__PROBLEM TO SOLVE__:
Read through the entries below and copy each line where "Dati" turns up.

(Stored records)
-- Opening Marker --

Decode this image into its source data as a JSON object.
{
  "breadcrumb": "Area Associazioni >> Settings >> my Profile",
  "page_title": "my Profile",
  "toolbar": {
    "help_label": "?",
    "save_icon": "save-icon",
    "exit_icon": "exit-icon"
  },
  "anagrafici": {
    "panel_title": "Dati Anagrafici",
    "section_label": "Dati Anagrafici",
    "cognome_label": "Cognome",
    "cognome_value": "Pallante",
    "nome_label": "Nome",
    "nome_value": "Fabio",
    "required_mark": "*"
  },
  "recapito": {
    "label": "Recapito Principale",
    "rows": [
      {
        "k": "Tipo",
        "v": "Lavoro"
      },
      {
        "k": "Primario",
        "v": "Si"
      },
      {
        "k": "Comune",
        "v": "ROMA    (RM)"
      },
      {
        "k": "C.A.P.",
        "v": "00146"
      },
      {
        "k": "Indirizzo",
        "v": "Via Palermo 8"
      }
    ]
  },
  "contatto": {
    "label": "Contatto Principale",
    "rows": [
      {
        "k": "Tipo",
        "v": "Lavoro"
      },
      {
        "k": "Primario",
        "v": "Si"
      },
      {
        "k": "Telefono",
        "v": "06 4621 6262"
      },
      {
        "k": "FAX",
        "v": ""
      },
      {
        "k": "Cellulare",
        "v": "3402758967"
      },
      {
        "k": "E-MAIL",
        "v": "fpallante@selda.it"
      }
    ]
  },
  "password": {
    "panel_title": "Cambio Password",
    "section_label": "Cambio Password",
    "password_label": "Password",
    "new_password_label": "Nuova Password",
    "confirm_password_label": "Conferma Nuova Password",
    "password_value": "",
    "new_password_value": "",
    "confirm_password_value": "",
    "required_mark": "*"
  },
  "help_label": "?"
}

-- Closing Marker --

__FINISHED EXERCISE__:
    "panel_title": "Dati Anagrafici",
    "section_label": "Dati Anagrafici",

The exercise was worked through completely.